General Motors Company (NYSE: GM) announced Friday it is buying Cruise Automation, a Silicon Valley startup, which could help the company speed their development of autonomous technology for self-driving cars.
Cruise Automation, founded in 2013, is one of a handful of companies with a permit from the California Department of Motor Vehicles to pilot run autonomous vehicles on the road. The company is testing their technology around San Francisco and has raised about $20 million in venture capital.
GM intends to use Cruise’s technology and employee to accelerate its effort to develop self-driving vehicles as soon as possible. “We will be committing considerable resources to recruit and grow the capability of the team,” GM President Dan Ammann said in an interview.
GM’s efforts follow a broader industry push to prepare for shifts in consumer behavior. As vehicles become more automated and younger consumers delay getting licenses or move to urban centers, auto companies expect car sharing, ride-hailing services and the demand of autonomous cars increased sharply.
Moreover, Ford Motor Company (NYSE: F) said on Friday it would build a new unit focused on autonomous vehicles development and other mobility solutions, such as on-demand rides and car-sharing.

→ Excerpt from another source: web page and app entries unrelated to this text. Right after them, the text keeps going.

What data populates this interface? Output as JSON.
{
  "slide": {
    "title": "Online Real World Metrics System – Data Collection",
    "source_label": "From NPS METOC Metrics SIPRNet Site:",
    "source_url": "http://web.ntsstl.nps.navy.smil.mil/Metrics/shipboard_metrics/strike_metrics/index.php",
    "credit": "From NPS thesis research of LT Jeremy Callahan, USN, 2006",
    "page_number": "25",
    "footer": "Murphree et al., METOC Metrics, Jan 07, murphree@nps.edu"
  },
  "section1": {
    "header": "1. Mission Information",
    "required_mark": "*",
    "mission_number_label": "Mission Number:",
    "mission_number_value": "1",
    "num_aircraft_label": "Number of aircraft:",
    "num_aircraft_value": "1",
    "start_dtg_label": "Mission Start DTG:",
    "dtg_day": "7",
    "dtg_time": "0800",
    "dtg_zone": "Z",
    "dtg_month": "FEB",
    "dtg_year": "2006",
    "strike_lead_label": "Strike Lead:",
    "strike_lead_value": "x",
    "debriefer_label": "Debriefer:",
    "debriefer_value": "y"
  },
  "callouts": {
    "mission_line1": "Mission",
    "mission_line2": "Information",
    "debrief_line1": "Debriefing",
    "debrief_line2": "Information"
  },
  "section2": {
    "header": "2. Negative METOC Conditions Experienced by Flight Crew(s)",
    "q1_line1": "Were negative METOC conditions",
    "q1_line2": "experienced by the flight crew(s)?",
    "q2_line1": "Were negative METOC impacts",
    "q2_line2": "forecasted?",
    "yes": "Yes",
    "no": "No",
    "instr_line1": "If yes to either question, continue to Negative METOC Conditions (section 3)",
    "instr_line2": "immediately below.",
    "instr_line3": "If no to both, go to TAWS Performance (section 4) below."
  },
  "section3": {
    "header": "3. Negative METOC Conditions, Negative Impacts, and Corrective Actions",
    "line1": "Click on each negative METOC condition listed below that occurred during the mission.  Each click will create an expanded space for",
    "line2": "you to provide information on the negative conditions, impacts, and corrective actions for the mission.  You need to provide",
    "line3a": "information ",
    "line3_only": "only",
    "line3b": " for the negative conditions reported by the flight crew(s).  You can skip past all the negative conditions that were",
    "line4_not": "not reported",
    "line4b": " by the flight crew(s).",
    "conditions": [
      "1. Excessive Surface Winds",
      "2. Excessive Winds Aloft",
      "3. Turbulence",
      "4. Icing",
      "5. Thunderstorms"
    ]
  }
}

A flurry of investments by traditional auto companies reflects a fear among industry executives that the century-old business of building and selling cars that people drive themselves is at risk, even though global vehicle demand is strong.
Back to early January, GM said it would invest $500 million in ride-hailing company Lyft Inc. and followed that by forming a new car-sharing operation called Maven. The company has also established a separate unit for self-driving vehicle development.
GM’s acquisition plan discloses two days after Toyota Motor Corp (ADR) (NYSE: TM) announced hiring the entire staff of Cambridge, Mass.-based Jaybridge Robotics Inc., which providing technology for autonomous tractors and mining device. The so-called “acqui-hire” has become an expedient way for auto companies to gain hard-to-get talent.